Lawful Permanent Residents – Tax Law vs. Immigration Law – University of San Diego School of Law – Procopio International Tax Institute
The 12th annual international tax conference was held on campus on October 20 & 21st, 2016: The University of San Diego School of Law – Procopio International Tax Institute.
This specific course was addressed by tax and immigration law experts and views from a federal immigration court judge, as follows:
Course 3B: U.S. Lawful Permanent Residents – Tax Law vs. Immigration Law
Residentes legales permanentes de los Estados Unidos – Ley fiscal vs. Ley de inmigración
The Honorable Rico J. Bartolomei, assistant chief immigration judge of the federal immigration courts
The speakers addressed numerous issues, including the immigration consequences of filing IRS Form 8833, Treaty-Based Return Position Disclosure Under Section 6114 or 7701(b), and the specific impact of IRC Section 7701(b)(6) that provides in relevant part as follows:

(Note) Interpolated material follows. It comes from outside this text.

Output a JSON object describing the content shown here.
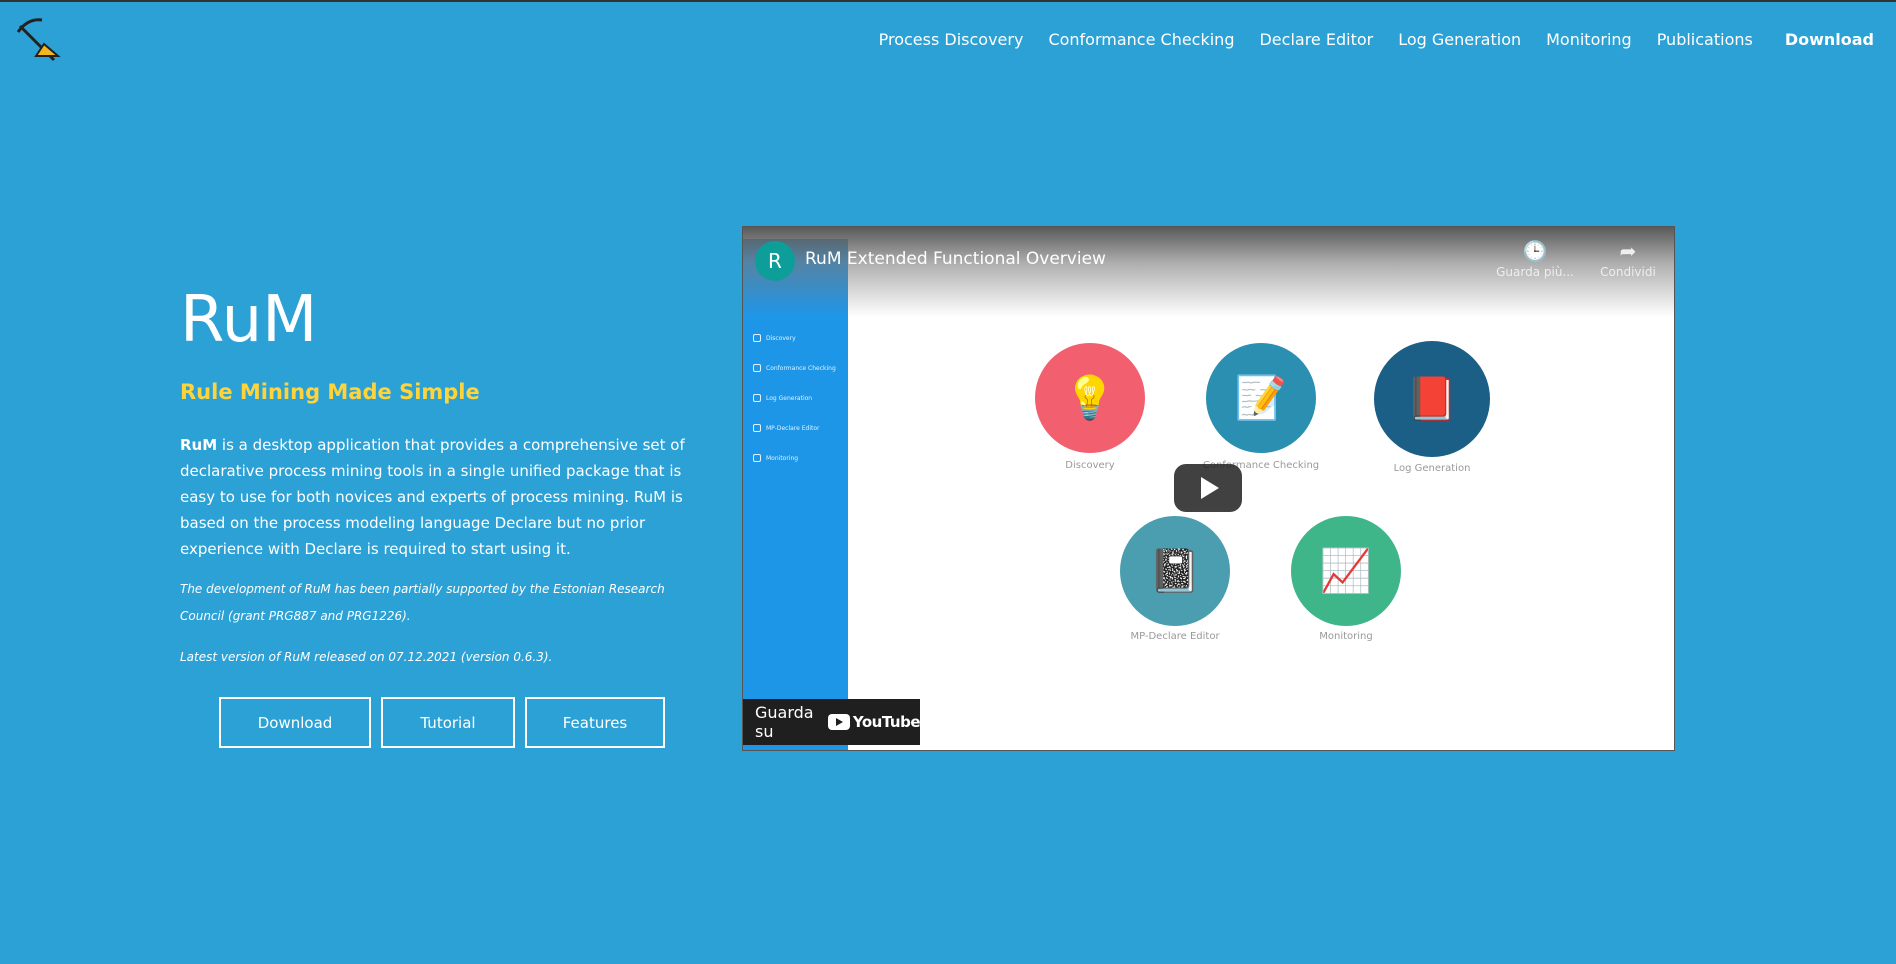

- An individual shall cease to be treated as a lawful permanent resident of the United States if such individual commences to be treated as a resident of a foreign country under the provisions of a tax treaty between the United States and the foreign country, does not waive the benefits of such treaty applicable to residents of the foreign country, and notifies the Secretary of the commencement of such treatment. [emphasis added]
Act of Abandonment for Immigration Law Purposes?
Some of the key points made by the immigration law experts, including the immigration judge were:
- Permanent resident card is not a tourist visa.
- DHS will make a finding of abandonment following a single trip outside the U.S. of more than one year.
- Rebuttable presumption of abandonment following a single trip outside the U.S. of six months to one year.
- Residency may be deemed abandoned following multiple trips abroad, even if no single trip exceeds six months.
–Factors include the noncitizen’s family ties, employment, property holdings, and business affiliations in the U.S. and in the foreign country
–Filing a U.S. income tax return as a tax nonresident alien raises a rebuttable presumption of abandonment.
See prior posts regarding how and when lawful permanent residents can be deemed to have expatriated:
IT AIN’T FAIR: First (1) taxing me as a U.S. citizen and then (2) taxing me on my relinquishment or renunciation of U.S. citizenship or LPR abandoment and further (3) taxing my children on their inheritance from me!@!@!, Oct. 25, 2015